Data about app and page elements
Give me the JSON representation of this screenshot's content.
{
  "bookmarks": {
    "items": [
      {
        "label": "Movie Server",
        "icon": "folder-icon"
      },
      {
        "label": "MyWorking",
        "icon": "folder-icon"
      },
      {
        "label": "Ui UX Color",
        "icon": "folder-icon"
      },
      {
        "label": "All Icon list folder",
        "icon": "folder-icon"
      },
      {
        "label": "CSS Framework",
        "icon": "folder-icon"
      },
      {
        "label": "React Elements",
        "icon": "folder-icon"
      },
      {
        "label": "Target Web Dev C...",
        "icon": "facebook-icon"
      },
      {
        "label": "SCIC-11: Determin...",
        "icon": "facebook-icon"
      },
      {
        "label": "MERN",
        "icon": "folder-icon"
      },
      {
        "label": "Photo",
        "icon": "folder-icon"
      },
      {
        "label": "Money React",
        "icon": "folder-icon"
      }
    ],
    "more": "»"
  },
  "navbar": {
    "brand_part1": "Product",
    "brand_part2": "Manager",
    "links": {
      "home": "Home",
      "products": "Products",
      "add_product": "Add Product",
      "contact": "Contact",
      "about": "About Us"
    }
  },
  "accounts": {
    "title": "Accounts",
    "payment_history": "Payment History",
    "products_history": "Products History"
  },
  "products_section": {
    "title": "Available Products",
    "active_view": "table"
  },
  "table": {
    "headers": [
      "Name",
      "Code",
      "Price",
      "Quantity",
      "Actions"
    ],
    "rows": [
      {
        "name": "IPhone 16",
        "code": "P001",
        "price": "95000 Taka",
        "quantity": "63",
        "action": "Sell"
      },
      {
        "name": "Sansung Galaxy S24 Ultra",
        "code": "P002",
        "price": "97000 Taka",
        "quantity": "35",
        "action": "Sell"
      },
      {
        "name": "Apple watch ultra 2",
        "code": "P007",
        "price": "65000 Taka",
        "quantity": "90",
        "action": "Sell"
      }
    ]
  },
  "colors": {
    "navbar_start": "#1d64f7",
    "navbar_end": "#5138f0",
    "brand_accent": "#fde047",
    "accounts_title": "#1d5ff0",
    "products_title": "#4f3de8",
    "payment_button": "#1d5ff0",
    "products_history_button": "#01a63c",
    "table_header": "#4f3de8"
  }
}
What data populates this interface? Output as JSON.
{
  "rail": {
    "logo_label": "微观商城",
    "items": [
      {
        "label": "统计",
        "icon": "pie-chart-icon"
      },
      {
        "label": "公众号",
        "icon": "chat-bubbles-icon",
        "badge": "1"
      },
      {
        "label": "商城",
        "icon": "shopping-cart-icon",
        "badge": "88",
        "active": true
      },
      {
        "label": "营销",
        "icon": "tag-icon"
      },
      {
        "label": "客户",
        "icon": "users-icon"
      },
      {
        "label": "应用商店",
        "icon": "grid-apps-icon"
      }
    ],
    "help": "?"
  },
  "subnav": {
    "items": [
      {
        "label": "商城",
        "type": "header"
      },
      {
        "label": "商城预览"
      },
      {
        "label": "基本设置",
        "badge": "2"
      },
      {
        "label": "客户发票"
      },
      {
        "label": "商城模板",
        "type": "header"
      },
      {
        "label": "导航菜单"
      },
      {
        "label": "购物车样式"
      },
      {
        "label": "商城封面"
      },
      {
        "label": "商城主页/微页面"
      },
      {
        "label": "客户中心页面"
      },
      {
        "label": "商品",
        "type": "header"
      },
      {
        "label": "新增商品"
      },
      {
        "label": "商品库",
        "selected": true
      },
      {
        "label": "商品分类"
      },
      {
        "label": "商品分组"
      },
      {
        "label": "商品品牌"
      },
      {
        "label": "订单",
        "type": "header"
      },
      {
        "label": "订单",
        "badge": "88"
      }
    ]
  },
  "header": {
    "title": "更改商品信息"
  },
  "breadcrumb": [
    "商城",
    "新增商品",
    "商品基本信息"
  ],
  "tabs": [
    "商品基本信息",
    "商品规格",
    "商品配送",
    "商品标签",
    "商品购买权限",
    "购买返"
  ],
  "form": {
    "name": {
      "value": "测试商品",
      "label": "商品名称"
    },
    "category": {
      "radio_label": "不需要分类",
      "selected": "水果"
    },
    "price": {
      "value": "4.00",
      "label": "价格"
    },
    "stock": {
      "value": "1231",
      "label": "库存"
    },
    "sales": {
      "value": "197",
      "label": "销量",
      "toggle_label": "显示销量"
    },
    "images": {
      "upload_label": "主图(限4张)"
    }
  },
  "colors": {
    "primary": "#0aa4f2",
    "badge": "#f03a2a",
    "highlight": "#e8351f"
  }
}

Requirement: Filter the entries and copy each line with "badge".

Solution to this problem:
        "badge": "1"
        "badge": "88",
        "badge": "2"
        "badge": "88"
    "badge": "#f03a2a",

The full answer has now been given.